— SUPPLIED ENTRIES —
----
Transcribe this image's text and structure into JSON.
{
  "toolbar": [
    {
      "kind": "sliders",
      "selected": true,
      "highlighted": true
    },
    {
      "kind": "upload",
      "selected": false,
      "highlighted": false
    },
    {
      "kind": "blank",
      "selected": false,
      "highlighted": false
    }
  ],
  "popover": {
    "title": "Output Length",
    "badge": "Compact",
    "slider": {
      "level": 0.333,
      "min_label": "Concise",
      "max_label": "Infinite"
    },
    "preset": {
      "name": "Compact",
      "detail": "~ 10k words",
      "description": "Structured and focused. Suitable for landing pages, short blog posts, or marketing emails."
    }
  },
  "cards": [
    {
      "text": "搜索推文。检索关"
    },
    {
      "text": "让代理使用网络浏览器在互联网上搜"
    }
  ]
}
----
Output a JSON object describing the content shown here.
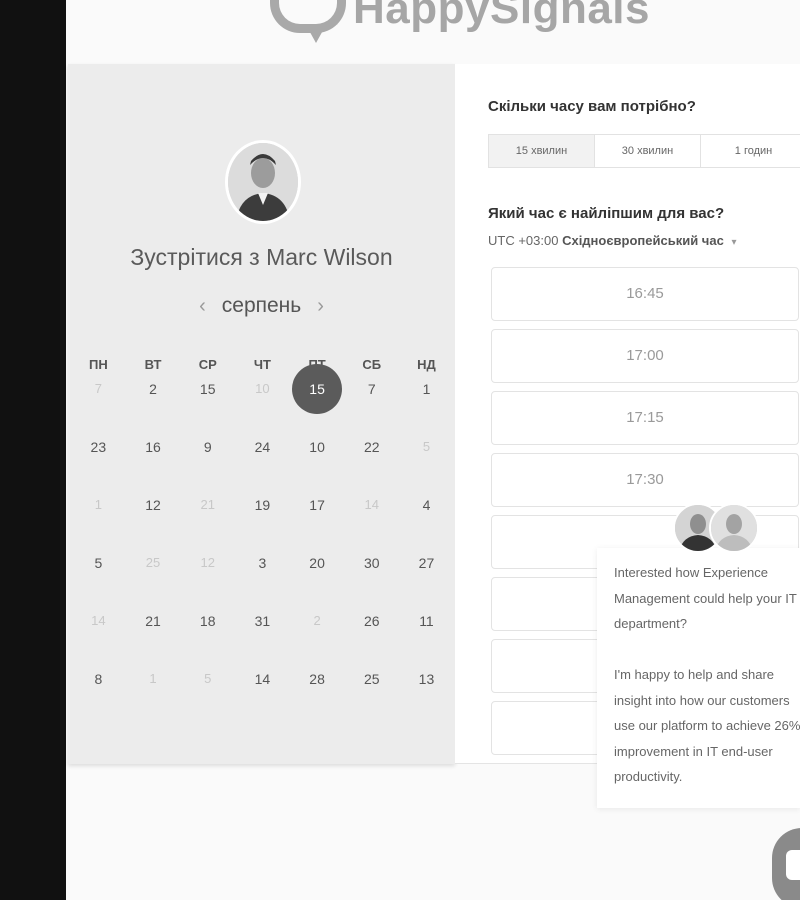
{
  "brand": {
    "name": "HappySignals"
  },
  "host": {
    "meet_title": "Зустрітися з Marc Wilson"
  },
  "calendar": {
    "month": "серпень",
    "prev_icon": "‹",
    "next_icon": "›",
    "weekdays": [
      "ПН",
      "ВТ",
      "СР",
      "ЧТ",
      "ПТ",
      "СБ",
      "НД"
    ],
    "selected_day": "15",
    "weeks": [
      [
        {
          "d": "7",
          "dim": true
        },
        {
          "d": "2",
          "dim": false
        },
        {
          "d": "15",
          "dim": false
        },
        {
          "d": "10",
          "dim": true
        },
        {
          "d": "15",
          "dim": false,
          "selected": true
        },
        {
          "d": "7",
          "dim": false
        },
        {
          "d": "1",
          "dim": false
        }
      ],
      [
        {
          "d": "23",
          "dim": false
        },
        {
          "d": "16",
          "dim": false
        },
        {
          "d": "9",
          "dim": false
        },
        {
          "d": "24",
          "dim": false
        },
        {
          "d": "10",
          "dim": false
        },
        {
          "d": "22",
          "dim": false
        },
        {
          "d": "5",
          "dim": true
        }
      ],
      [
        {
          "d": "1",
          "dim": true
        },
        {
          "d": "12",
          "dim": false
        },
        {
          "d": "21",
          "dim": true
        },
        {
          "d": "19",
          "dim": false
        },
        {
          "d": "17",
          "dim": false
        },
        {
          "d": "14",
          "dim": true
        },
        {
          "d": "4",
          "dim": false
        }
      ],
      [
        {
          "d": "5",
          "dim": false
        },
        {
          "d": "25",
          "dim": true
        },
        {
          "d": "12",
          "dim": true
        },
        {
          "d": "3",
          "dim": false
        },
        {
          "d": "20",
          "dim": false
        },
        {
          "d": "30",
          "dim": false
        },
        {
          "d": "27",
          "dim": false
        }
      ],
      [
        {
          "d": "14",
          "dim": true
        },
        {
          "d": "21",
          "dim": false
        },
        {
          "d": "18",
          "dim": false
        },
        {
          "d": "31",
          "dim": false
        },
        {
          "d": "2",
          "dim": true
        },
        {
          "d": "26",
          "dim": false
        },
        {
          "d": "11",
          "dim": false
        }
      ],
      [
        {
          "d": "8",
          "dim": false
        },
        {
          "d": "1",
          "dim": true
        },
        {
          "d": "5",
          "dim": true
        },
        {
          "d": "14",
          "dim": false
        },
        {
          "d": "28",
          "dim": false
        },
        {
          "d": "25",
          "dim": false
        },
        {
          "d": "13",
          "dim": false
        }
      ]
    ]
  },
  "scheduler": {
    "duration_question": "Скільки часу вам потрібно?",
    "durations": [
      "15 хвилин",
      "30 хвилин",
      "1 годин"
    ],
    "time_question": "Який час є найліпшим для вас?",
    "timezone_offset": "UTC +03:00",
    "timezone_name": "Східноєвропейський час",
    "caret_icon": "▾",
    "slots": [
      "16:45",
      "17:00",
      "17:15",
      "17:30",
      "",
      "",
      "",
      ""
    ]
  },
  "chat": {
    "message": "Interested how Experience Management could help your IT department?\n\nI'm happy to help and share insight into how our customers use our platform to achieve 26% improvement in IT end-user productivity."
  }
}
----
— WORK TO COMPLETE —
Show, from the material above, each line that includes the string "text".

— ANSWER BOX —
Transcribe this image's text and structure into JSON.
      "text": "搜索推文。检索关"
      "text": "让代理使用网络浏览器在互联网上搜"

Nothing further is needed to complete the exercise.